─── Available data ───

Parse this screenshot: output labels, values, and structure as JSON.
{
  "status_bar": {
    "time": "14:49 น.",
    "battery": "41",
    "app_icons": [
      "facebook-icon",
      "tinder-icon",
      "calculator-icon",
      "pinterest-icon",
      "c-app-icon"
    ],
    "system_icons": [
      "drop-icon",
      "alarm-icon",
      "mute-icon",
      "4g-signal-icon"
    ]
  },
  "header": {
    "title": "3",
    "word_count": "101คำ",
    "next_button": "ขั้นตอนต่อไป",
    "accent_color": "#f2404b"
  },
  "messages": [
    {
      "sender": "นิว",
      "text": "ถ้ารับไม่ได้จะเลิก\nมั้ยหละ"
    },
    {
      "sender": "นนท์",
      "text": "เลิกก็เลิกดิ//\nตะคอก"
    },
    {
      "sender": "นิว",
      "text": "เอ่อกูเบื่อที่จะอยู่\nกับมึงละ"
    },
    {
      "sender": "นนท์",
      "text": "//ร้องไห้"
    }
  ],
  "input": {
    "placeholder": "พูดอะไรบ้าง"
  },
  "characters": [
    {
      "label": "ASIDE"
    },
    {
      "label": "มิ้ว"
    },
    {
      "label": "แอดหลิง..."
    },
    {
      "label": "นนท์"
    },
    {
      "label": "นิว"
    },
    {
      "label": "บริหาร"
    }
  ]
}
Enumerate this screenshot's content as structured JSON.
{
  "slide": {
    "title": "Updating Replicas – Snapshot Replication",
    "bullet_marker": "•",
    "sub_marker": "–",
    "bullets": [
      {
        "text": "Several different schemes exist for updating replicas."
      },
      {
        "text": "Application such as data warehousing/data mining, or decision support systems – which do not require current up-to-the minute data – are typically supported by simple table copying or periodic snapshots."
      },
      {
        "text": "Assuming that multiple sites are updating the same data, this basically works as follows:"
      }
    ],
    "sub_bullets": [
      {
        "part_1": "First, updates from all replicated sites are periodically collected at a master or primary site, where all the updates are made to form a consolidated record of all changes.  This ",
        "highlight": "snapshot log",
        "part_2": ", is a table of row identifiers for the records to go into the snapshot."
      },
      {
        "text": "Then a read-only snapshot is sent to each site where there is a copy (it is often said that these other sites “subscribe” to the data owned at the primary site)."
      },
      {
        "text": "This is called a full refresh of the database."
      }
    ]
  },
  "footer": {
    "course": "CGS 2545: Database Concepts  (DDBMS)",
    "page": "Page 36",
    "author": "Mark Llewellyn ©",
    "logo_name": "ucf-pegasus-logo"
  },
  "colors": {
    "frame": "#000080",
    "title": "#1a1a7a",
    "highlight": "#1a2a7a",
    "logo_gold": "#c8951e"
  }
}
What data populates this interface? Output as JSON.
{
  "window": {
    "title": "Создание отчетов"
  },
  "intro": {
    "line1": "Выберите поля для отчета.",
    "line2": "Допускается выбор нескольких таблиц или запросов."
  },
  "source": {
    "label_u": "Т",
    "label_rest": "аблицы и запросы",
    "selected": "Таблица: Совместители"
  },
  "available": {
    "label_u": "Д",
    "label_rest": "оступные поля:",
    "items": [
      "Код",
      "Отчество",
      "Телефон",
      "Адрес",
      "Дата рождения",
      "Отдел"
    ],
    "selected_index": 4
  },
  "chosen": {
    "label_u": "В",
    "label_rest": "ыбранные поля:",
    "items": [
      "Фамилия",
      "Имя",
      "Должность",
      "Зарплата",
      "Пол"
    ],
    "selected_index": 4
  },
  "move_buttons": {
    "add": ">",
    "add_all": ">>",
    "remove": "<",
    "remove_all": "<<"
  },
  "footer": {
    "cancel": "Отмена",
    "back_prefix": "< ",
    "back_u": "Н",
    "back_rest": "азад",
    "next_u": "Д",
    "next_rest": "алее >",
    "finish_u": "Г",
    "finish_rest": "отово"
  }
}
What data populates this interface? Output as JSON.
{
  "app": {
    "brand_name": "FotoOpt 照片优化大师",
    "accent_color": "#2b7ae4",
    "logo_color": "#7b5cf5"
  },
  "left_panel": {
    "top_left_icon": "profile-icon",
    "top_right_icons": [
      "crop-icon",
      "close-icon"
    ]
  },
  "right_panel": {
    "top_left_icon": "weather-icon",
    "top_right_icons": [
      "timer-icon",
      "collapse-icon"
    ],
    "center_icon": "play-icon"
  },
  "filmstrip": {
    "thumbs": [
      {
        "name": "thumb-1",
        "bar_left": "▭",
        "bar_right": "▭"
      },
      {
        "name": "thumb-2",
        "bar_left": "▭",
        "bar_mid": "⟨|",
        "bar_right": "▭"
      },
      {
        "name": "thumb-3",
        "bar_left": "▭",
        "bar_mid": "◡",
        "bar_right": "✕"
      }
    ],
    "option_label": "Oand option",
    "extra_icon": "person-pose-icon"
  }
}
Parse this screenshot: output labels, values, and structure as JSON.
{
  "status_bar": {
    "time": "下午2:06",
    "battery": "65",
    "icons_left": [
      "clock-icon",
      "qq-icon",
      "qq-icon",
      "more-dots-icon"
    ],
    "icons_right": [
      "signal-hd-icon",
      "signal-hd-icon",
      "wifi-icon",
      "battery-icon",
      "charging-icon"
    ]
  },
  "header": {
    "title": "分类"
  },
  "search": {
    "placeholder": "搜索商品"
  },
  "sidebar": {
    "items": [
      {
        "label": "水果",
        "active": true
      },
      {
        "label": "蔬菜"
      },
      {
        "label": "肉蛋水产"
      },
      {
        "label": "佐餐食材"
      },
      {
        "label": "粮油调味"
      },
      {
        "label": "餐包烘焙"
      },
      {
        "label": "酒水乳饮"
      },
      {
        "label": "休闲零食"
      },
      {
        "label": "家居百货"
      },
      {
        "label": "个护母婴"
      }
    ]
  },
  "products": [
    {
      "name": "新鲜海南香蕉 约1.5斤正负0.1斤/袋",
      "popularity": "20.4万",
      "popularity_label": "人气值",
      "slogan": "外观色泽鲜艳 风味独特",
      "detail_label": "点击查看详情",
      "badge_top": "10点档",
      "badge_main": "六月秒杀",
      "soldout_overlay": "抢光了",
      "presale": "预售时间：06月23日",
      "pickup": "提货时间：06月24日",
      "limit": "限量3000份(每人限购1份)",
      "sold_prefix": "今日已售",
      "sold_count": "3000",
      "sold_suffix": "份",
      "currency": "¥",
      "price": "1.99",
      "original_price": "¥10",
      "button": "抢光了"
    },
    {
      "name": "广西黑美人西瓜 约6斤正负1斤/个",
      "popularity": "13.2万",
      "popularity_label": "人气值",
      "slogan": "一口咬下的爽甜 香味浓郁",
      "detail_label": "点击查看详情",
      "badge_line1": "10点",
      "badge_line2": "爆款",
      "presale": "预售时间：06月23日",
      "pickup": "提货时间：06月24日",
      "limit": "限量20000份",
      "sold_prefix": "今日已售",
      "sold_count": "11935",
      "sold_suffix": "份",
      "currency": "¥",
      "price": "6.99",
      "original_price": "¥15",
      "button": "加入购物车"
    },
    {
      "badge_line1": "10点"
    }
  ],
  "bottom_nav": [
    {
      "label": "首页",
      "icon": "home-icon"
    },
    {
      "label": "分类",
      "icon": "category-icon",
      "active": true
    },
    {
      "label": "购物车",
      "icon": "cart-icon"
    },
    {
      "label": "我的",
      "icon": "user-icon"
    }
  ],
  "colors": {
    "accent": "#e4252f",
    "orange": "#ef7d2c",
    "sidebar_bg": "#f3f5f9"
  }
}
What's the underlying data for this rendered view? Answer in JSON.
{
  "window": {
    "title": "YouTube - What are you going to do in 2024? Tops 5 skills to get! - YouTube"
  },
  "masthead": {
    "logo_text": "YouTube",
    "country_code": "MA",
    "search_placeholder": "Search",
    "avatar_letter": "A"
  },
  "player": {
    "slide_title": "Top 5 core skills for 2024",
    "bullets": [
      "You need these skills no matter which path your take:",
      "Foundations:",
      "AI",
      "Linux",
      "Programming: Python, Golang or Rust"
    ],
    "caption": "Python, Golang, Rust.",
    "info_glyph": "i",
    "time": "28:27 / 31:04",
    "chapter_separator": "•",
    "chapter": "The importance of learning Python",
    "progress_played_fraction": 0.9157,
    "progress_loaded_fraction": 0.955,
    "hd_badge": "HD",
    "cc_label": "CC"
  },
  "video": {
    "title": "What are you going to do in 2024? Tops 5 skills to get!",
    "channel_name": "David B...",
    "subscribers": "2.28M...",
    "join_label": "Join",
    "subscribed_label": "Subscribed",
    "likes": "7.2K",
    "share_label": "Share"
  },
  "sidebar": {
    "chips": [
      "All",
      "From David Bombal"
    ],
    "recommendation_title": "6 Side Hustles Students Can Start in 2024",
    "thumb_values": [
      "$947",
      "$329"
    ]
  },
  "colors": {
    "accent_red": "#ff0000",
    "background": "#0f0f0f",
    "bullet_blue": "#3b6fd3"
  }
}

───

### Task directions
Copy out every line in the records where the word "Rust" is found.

### Task solution
      "Programming: Python, Golang or Rust"
    "caption": "Python, Golang, Rust.",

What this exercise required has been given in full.